Unfortunately, aging bodies do not handle drugs the way that young bodies do; drugs are metabolized more slowly and have more profound effects on the body:
“There is a generational bias going on,” declared Mike Males, PhD, a lecturer in sociology at the University of California's Santa Cruz campus. “Of 3700 drug deaths in California during 2003, only 51 were [in people] under the age of 20.” Consistent with this trend in drug-related deaths, the Drug Addiction Help Line, a referral service, reported that the average age of a person likely to die of a drug overdose was 43 years in 2005, up from 32 years in 1985 and 22 years in 1970.
Males pointed out that the body becomes less tolerant as the drug becomes more concentrated. “But you also have a new population that's taking up hard drugs in later years. Kids are using milder drugs, like marijuana. Ecstasy use has now subsided. These are much more forgiving than harder drugs like heroin, cocaine, methamphetamine, or whiskey. You're also seeing stronger drugs, like OxyContin, which is practically the same as buffered heroin, turning up quite a bit among people who do not have histories of serious drug abuse. This should have been studied for 20 years. It's inexcusable that we don't know more about it at this point.”

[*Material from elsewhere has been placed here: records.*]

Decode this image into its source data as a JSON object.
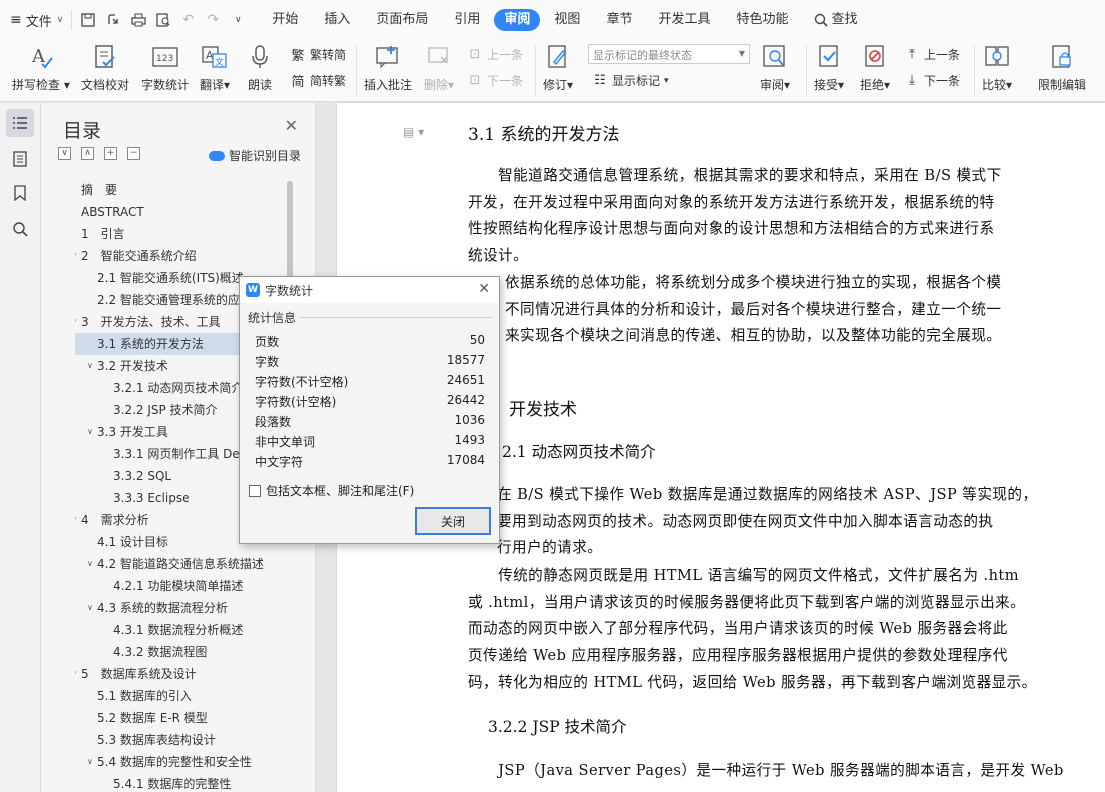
{
  "menubar": {
    "file_label": "文件",
    "tabs": [
      {
        "label": "开始"
      },
      {
        "label": "插入"
      },
      {
        "label": "页面布局"
      },
      {
        "label": "引用"
      },
      {
        "label": "审阅",
        "active": true
      },
      {
        "label": "视图"
      },
      {
        "label": "章节"
      },
      {
        "label": "开发工具"
      },
      {
        "label": "特色功能"
      },
      {
        "label": "查找"
      }
    ]
  },
  "ribbon": {
    "spell_check": "拼写检查",
    "doc_proof": "文档校对",
    "word_count": "字数统计",
    "translate": "翻译",
    "read_aloud": "朗读",
    "trad_to_simp": "繁转简",
    "simp_to_trad": "简转繁",
    "insert_comment": "插入批注",
    "delete": "删除",
    "prev_item": "上一条",
    "next_item": "下一条",
    "track_changes": "修订",
    "markup_state": "显示标记的最终状态",
    "show_markup": "显示标记",
    "review_pane": "审阅",
    "accept": "接受",
    "reject": "拒绝",
    "prev_change": "上一条",
    "next_change": "下一条",
    "compare": "比较",
    "restrict_edit": "限制编辑"
  },
  "toc": {
    "title": "目录",
    "smart_toc": "智能识别目录",
    "items": [
      {
        "text": "摘　要",
        "level": 0
      },
      {
        "text": "ABSTRACT",
        "level": 0
      },
      {
        "text": "1　引言",
        "level": 0
      },
      {
        "text": "2　智能交通系统介绍",
        "level": 0,
        "arrow": true
      },
      {
        "text": "2.1 智能交通系统(ITS)概述",
        "level": 1
      },
      {
        "text": "2.2 智能交通管理系统的应",
        "level": 1
      },
      {
        "text": "3　开发方法、技术、工具",
        "level": 0,
        "arrow": true
      },
      {
        "text": "3.1 系统的开发方法",
        "level": 1,
        "selected": true
      },
      {
        "text": "3.2 开发技术",
        "level": 1,
        "arrow": true
      },
      {
        "text": "3.2.1 动态网页技术简介",
        "level": 2
      },
      {
        "text": "3.2.2 JSP 技术简介",
        "level": 2
      },
      {
        "text": "3.3 开发工具",
        "level": 1,
        "arrow": true
      },
      {
        "text": "3.3.1 网页制作工具 Dea",
        "level": 2
      },
      {
        "text": "3.3.2 SQL",
        "level": 2
      },
      {
        "text": "3.3.3 Eclipse",
        "level": 2
      },
      {
        "text": "4　需求分析",
        "level": 0,
        "arrow": true
      },
      {
        "text": "4.1 设计目标",
        "level": 1
      },
      {
        "text": "4.2 智能道路交通信息系统描述",
        "level": 1,
        "arrow": true
      },
      {
        "text": "4.2.1 功能模块简单描述",
        "level": 2
      },
      {
        "text": "4.3 系统的数据流程分析",
        "level": 1,
        "arrow": true
      },
      {
        "text": "4.3.1 数据流程分析概述",
        "level": 2
      },
      {
        "text": "4.3.2 数据流程图",
        "level": 2
      },
      {
        "text": "5　数据库系统及设计",
        "level": 0,
        "arrow": true
      },
      {
        "text": "5.1 数据库的引入",
        "level": 1
      },
      {
        "text": "5.2 数据库 E-R 模型",
        "level": 1
      },
      {
        "text": "5.3 数据库表结构设计",
        "level": 1
      },
      {
        "text": "5.4 数据库的完整性和安全性",
        "level": 1,
        "arrow": true
      },
      {
        "text": "5.4.1 数据库的完整性",
        "level": 2
      }
    ]
  },
  "document": {
    "h_31": "3.1  系统的开发方法",
    "p1": [
      "　　智能道路交通信息管理系统，根据其需求的要求和特点，采用在 B/S 模式下",
      "开发，在开发过程中采用面向对象的系统开发方法进行系统开发，根据系统的特",
      "性按照结构化程序设计思想与面向对象的设计思想和方法相结合的方式来进行系",
      "统设计。"
    ],
    "p2": [
      "依据系统的总体功能，将系统划分成多个模块进行独立的实现，根据各个模",
      "不同情况进行具体的分析和设计，最后对各个模块进行整合，建立一个统一",
      "来实现各个模块之间消息的传递、相互的协助，以及整体功能的完全展现。"
    ],
    "h_32": "开发技术",
    "h_321": "2.1 动态网页技术简介",
    "p3": [
      "在 B/S 模式下操作 Web 数据库是通过数据库的网络技术 ASP、JSP 等实现的，",
      "要用到动态网页的技术。动态网页即使在网页文件中加入脚本语言动态的执",
      "行用户的请求。"
    ],
    "p4": [
      "　　传统的静态网页既是用 HTML 语言编写的网页文件格式，文件扩展名为 .htm",
      "或 .html，当用户请求该页的时候服务器便将此页下载到客户端的浏览器显示出来。",
      "而动态的网页中嵌入了部分程序代码，当用户请求该页的时候 Web 服务器会将此",
      "页传递给 Web 应用程序服务器，应用程序服务器根据用户提供的参数处理程序代",
      "码，转化为相应的 HTML 代码，返回给 Web 服务器，再下载到客户端浏览器显示。"
    ],
    "h_322": "3.2.2  JSP 技术简介",
    "p5": "　　JSP（Java Server Pages）是一种运行于 Web 服务器端的脚本语言，是开发 Web"
  },
  "dialog": {
    "title": "字数统计",
    "group_label": "统计信息",
    "stats": [
      {
        "key": "页数",
        "value": "50"
      },
      {
        "key": "字数",
        "value": "18577"
      },
      {
        "key": "字符数(不计空格)",
        "value": "24651"
      },
      {
        "key": "字符数(计空格)",
        "value": "26442"
      },
      {
        "key": "段落数",
        "value": "1036"
      },
      {
        "key": "非中文单词",
        "value": "1493"
      },
      {
        "key": "中文字符",
        "value": "17084"
      }
    ],
    "checkbox_label": "包括文本框、脚注和尾注(F)",
    "close_button": "关闭"
  },
  "colors": {
    "accent": "#2f86f6",
    "toc_selected": "#cfdcec"
  }
}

Artigiani notes that many of the deaths in Washington, DC, involved cocaine. “We also saw a lot of analgesics. In other parts of the country, you might see a lot more deaths from methamphetamine, for instance. We did see a couple of deaths in DC from oxycodone, the active ingredient in OxyContin. There was 1 from hydrocodone, some related to codeine, a couple related to antipsychotics and antidepressants.”
My generation grew up with such logos as "Better living through Chemistry" (a corporate slogan that was co-opted to become an integral part of the 60's mind-set) and "Turn on, Tune in, and Drop out" (advice given by Timothy Leary, an ex-Harvard professor who became a "Guru" of the Hallucinogenic 60's) and many of my cohorts took the advice literally. Too many learned that their internal distress could be quickly and easily covered by the application of various intoxicants. By middle age, people who have always relied on the external world to confirm their self worth, usually find that the world has become less interested in applauding them on a regular basis. As their physical attraction and ability starts to fade, depression often sets in:
The rise in middle-aged drug use parallels an increase in depression among the baby boom generation. One 2005 study found that the highest risk of major depressive disorder was among adults aged 45 to 60 and that more than 57% of patients with major depressive disorder suffered from comorbid alcohol or drug use. “The average depressed patient is about 40 years old,” noted Kenneth B. Wells, MD, MPH, professor of health services at the University of California, Los Angeles School of Public Health.
The idea that we can proceed through life as if we are forever young, sustained by our adolescent sense of omnipotence and invulnerability, represents a form of suicidality masquerading as grandiosity. An adolescent who sniffs Cocaine at 19 may be troubled, may be destined for much more trouble in his future, but still is likely to survive his experimentation intact and has the chance to mature and repudiate the false euphoria that the drug offers in return for genuine life enhancing accomplishments. The aging depressed baby boomer risks his body and mind in return for an illusion of youthful power, freedom, and fleeting euphoria. They have chosen to avoid dealing with maturation in favor of a regressive return to the simplicity of drug intoxication. It is terribly sad, harmful to themselves and to their loved ones, and almost always ends in tragedy.
On Monday, I hope to look more closely at the intersection of Rock & Roll with the Sex- and Drug-fueled Baby Boomer generation.